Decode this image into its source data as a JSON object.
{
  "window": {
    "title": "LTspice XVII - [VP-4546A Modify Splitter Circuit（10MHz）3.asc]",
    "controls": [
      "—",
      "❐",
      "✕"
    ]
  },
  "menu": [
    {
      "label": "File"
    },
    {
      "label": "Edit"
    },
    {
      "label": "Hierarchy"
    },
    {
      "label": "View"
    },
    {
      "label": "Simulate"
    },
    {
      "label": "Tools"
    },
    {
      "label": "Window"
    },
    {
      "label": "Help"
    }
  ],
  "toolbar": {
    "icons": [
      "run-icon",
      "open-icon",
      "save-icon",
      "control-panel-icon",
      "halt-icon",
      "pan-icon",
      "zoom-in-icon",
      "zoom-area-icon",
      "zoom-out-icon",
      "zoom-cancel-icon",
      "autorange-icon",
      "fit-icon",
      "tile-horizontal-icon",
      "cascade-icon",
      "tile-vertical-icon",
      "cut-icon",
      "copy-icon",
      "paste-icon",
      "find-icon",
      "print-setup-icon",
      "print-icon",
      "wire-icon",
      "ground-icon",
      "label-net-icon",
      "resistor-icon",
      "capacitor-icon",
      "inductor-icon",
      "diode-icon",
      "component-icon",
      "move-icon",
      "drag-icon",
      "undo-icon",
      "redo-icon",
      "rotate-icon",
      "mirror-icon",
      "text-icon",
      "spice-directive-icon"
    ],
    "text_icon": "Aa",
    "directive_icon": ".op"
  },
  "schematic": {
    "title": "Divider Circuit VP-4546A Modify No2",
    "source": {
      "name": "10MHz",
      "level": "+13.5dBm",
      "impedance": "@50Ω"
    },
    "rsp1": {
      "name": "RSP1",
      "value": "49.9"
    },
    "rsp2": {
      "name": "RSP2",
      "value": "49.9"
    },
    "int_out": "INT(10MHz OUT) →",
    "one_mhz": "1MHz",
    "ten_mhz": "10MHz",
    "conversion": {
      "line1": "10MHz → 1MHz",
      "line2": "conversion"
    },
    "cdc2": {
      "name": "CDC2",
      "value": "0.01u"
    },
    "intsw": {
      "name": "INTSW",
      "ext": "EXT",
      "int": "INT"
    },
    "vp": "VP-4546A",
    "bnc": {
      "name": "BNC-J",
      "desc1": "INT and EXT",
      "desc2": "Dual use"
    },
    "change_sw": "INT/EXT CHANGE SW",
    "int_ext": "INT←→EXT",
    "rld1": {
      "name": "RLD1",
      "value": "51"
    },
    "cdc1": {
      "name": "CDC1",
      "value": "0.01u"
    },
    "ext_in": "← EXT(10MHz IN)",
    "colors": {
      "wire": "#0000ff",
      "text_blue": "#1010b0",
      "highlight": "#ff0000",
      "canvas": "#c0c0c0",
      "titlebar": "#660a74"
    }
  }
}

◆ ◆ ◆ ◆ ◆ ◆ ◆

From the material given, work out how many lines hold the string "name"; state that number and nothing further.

TASK ANSWER - 8